- **Your assignment**: Look through the entries below. Report each line that has the word "this" in it.

(Items from a dataset)
****************
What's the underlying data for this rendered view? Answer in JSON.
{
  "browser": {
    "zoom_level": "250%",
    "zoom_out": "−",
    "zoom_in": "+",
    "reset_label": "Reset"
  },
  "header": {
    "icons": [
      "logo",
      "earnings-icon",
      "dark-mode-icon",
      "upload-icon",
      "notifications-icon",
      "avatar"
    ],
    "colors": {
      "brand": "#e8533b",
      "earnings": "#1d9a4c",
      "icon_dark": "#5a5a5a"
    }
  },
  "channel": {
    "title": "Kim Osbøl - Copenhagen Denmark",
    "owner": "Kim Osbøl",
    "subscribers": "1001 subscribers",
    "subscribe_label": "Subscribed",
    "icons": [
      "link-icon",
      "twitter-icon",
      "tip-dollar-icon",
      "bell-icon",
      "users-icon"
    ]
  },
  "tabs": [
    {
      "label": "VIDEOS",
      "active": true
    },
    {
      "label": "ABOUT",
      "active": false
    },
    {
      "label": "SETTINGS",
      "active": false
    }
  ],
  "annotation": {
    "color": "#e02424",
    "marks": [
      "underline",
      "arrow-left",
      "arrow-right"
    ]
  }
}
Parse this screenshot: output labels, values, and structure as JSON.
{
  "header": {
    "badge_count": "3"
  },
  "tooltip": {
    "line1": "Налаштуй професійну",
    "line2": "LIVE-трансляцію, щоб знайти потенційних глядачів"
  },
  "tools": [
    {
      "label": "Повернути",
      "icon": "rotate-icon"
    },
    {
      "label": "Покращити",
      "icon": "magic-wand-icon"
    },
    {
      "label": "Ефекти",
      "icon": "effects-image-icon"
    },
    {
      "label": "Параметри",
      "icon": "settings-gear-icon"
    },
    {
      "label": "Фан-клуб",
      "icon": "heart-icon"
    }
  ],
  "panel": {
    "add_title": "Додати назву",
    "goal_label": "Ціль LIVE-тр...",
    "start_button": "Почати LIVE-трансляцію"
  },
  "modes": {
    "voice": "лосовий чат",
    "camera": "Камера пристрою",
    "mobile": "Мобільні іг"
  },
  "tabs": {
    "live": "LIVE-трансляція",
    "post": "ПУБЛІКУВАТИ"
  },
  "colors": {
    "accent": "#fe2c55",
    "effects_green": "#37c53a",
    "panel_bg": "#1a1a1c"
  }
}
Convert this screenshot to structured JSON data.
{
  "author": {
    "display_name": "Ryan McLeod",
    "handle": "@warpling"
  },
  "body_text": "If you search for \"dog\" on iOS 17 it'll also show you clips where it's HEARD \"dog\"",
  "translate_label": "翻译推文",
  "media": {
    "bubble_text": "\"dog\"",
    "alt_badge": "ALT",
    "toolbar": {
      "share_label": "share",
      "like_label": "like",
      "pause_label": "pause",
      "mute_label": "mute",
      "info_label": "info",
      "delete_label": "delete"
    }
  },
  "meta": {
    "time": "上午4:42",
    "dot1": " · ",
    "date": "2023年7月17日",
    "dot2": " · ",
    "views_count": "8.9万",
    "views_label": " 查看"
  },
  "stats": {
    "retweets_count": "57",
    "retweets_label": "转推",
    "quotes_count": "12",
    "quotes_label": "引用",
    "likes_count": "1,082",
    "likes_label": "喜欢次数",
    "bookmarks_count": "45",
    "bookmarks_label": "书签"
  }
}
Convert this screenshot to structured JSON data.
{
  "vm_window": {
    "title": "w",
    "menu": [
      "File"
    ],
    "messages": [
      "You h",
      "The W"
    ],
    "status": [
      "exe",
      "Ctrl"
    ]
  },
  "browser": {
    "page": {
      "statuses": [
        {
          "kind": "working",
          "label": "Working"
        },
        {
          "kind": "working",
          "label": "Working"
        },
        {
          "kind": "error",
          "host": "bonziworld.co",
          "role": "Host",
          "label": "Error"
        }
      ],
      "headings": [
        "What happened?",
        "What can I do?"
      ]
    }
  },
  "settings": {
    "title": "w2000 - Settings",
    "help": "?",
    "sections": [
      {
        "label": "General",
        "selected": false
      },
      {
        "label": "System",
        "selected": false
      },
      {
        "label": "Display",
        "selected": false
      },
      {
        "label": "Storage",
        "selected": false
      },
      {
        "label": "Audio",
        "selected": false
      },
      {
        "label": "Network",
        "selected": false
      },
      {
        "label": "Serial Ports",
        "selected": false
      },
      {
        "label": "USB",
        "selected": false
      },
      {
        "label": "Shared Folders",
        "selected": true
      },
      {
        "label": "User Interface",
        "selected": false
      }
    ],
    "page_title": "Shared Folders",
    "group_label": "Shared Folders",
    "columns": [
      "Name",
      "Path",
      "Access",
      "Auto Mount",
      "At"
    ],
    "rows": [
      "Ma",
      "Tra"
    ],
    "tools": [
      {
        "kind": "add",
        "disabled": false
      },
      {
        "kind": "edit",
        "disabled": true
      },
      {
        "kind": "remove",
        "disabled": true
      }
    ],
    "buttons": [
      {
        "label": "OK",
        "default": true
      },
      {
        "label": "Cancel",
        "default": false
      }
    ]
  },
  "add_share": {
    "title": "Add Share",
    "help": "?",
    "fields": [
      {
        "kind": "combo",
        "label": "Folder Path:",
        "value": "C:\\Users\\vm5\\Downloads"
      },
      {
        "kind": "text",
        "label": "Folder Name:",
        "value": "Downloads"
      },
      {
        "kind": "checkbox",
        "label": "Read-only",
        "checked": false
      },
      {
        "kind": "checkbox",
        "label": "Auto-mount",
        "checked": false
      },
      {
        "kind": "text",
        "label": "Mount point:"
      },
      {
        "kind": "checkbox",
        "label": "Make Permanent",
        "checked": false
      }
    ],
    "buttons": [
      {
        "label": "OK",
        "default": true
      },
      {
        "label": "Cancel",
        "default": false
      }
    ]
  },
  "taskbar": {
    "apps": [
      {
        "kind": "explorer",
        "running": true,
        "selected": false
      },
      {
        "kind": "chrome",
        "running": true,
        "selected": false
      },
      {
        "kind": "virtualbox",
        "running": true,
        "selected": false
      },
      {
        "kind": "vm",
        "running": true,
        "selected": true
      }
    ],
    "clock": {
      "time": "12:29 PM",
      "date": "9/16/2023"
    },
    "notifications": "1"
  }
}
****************
- **Result of the exercise**:
What's the underlying data for this rendered view? Answer in JSON.
Parse this screenshot: output labels, values, and structure as JSON.
Convert this screenshot to structured JSON data.
Convert this screenshot to structured JSON data.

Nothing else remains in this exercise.